== Segment start ==

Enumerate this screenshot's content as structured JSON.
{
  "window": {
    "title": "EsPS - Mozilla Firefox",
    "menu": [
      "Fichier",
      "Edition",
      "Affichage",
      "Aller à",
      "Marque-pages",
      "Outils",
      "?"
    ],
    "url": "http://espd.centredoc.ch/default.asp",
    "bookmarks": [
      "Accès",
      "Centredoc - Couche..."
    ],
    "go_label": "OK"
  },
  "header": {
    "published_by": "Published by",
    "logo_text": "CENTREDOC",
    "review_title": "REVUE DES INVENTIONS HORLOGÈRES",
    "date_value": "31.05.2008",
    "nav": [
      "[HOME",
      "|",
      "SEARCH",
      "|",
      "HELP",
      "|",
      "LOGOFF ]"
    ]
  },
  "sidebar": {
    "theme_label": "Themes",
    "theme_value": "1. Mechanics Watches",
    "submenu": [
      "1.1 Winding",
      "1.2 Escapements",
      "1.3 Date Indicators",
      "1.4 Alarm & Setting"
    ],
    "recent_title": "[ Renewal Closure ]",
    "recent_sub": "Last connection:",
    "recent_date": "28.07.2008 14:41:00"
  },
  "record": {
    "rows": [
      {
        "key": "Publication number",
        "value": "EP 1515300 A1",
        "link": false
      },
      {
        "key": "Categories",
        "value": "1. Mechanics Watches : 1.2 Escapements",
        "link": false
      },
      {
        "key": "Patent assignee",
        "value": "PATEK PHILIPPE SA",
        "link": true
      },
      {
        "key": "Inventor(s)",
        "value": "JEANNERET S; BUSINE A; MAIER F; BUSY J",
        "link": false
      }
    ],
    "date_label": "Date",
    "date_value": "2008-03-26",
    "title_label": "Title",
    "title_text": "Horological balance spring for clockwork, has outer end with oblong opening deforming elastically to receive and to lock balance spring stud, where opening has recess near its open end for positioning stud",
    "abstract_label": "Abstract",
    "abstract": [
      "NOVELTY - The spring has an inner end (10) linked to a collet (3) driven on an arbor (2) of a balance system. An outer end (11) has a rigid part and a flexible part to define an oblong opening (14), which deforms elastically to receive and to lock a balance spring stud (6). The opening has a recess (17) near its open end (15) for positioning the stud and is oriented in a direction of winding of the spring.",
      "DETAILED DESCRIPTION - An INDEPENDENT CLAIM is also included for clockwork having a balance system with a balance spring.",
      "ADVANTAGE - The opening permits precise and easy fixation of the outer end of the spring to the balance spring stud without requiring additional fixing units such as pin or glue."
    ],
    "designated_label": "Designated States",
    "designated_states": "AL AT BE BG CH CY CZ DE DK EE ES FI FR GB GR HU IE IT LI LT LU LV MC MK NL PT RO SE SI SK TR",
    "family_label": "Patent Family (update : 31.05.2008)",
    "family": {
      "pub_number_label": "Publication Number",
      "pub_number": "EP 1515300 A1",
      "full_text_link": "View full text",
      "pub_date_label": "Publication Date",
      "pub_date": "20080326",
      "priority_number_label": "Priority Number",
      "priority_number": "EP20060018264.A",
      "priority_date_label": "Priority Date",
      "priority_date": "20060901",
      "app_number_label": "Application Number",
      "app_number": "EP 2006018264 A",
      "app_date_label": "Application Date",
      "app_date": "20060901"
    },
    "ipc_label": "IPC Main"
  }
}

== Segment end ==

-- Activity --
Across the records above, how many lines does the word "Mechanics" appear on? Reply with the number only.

-- Exercise answer --
2